Friday and Saturday: 7:00 PM and 9:00 PM / Sunday: 6:00 PM
$5 per film / Purchase tickets at the door
Red Circle Sponsors
Bill and Hazel Hough
The Studio@620 presents “Jazz Scores of Film Noir”, a festival comprised of five films which feature soundtracks by influential composers and musicians as part of the year long Harlem Renaissance Initiative. The term film noir, is French for “black film” and was first applied to Hollywood films by French critic Nino Frank in 1946. Known for a gritty edge, melodrama, and often featuring a femme fatale, the Film Noir genre always entertains. Admission $5 per film. Purchase tickets at the door.
7:00 PM “Odds Against Tomorrow” (1959) Directed by Robert Wise. With Harry Belafonte, Ed Begley, and Robert Ryan. Music by John Lewis performed by the Modern Jazz Quartet with pianistBill Evans. “Odds Against Tomorrow” transforms the suspenseful heist genre into an explosive allegory of racism in America.
9:00 PM “Experiment in Terror” (1962) Directed by Blake Edwards With Lee Remick, Glenn Ford, and Ross Martin. Music by Henry Mancini. “Experiment in Terror” is an atmospheric thriller concerning a pretty San Francisco bank teller who is coerced into embezzling money by an asthmatic psycho killer.
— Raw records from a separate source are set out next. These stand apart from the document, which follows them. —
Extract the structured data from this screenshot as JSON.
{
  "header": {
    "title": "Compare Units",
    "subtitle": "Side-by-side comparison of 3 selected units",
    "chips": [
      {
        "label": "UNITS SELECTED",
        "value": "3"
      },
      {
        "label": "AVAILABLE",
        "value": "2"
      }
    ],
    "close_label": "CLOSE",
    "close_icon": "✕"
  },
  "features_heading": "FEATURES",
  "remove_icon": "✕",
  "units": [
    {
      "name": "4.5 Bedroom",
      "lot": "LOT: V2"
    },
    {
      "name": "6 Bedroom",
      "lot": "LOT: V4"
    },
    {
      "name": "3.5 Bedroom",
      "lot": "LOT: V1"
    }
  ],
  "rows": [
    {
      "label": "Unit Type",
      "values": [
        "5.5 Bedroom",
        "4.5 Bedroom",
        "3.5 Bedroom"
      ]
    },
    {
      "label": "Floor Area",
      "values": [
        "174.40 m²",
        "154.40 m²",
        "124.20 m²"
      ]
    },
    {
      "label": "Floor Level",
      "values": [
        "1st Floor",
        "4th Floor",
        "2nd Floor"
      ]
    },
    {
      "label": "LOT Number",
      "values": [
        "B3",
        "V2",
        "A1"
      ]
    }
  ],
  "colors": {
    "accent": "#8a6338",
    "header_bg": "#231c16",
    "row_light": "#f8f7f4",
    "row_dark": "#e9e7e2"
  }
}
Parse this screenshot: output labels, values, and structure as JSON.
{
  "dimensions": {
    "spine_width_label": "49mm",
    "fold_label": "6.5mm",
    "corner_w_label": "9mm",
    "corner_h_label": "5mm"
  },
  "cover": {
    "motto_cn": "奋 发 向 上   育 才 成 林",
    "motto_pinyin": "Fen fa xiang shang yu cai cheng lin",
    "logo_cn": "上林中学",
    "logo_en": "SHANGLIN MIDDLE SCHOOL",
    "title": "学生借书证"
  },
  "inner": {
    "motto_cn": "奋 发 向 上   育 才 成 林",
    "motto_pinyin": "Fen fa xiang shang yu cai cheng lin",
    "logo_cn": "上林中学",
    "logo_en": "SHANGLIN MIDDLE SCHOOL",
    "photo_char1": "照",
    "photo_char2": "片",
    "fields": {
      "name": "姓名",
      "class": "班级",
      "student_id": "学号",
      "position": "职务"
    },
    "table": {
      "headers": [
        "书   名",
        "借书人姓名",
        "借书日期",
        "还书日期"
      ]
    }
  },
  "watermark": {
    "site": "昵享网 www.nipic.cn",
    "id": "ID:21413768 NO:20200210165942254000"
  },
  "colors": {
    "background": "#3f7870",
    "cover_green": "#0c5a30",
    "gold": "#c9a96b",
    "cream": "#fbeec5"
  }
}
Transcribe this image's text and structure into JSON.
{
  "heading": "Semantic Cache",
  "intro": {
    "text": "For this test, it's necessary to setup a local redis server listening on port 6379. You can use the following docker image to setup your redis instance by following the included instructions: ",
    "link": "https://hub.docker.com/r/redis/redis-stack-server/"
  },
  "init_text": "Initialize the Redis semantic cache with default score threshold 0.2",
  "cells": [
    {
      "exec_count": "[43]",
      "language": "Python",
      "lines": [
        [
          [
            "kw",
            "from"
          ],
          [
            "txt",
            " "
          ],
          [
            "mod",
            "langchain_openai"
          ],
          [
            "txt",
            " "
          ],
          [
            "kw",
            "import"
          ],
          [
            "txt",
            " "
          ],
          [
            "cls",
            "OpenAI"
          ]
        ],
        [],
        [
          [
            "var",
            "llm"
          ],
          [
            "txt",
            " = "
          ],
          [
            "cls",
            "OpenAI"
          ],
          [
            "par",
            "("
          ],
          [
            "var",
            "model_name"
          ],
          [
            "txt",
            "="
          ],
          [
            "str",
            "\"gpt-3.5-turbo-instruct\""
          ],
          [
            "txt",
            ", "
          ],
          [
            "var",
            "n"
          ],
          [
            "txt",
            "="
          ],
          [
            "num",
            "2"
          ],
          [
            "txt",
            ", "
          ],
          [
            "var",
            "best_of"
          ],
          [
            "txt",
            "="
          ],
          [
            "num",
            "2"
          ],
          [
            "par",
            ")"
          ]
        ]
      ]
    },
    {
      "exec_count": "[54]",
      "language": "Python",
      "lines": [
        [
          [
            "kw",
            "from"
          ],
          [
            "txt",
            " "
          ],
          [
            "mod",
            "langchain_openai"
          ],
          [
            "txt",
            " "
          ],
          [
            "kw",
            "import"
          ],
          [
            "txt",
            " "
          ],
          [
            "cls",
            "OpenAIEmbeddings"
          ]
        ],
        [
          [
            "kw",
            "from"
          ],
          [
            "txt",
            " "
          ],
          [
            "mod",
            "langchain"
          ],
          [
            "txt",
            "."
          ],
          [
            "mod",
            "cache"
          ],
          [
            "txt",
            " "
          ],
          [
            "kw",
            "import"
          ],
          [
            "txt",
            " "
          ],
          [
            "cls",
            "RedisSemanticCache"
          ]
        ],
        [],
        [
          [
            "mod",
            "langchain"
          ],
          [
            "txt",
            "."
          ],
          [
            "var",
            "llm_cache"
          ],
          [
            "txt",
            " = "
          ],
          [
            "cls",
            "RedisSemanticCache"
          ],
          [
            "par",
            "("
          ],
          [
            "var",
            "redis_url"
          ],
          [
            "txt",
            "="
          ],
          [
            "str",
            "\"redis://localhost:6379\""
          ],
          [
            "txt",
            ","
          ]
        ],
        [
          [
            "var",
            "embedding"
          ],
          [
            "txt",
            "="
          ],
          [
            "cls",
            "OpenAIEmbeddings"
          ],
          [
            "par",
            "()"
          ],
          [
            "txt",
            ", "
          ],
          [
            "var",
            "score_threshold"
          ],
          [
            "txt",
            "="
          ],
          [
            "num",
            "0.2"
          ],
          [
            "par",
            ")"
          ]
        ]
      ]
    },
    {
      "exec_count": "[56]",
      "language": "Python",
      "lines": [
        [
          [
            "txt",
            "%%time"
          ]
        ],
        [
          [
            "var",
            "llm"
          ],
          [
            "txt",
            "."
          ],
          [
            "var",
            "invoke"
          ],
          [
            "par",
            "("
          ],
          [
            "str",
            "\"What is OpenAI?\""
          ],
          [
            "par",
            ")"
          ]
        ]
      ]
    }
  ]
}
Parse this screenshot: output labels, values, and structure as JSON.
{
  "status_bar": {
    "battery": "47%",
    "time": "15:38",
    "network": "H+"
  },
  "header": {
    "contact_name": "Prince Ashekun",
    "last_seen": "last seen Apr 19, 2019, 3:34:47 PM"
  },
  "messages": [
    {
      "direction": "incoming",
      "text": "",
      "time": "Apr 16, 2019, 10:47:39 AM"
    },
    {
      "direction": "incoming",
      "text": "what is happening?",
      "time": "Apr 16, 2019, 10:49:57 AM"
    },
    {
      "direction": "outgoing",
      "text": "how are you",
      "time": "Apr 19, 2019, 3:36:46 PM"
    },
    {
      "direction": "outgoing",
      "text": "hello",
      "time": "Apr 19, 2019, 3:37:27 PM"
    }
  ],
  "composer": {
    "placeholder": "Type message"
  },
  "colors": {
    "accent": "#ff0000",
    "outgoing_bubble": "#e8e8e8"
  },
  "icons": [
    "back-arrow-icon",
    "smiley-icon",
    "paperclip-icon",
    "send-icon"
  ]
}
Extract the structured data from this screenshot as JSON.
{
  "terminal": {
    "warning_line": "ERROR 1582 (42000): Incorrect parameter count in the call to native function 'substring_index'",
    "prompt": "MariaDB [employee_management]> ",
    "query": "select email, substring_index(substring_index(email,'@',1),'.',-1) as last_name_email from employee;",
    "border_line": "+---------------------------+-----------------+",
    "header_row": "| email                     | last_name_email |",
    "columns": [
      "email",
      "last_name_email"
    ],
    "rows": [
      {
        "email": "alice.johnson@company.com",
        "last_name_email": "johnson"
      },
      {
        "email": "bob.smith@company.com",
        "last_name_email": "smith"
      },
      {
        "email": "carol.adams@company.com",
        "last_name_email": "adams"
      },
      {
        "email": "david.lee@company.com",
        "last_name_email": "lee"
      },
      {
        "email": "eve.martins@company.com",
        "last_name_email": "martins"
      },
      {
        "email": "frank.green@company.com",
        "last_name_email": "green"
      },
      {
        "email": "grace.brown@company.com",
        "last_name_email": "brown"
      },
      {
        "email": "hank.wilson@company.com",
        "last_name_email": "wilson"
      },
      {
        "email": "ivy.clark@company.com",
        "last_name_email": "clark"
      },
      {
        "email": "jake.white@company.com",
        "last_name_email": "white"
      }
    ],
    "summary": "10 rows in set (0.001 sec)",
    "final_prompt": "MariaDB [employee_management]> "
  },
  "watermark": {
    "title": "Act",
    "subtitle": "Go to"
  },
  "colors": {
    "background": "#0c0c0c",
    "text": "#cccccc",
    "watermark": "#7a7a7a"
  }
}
7:00 PM “Elevator to the Gallows” (1958) Directed by Louis Malle With Jeanne Moreau and Maurice Ronet. Music by Miles Davis. ‘Elevator to the Gallows” has been noted as “perhaps the most perfect use of jazz improvisation in cinema history”. Filmed in Paris, the film is in French with English subtitles.
9:00 PM “Sweet Smell of Success” (1957) Directed by Alex Mackendrick With Burt Lancaster, Tony Curtis, and Susan Harrison. Music by Elmer Bernstein featuring Chico Hamilton and his quintet. “Sweet Smell of Success” captures the sinister seductions and neurotic impulses of New York.
6:00 PM “Anatomy of a Murder” (1959) Directed by Otto Preminger With James Stewart, Lee Remick, George C. Scott and Ben Gazzara. Music by Duke Ellington. One of the most immensely entertaining and intelligent courtroom dramas ever made also features Ellington’s masterful score, interweaving of blues, swing, and classical influences among others.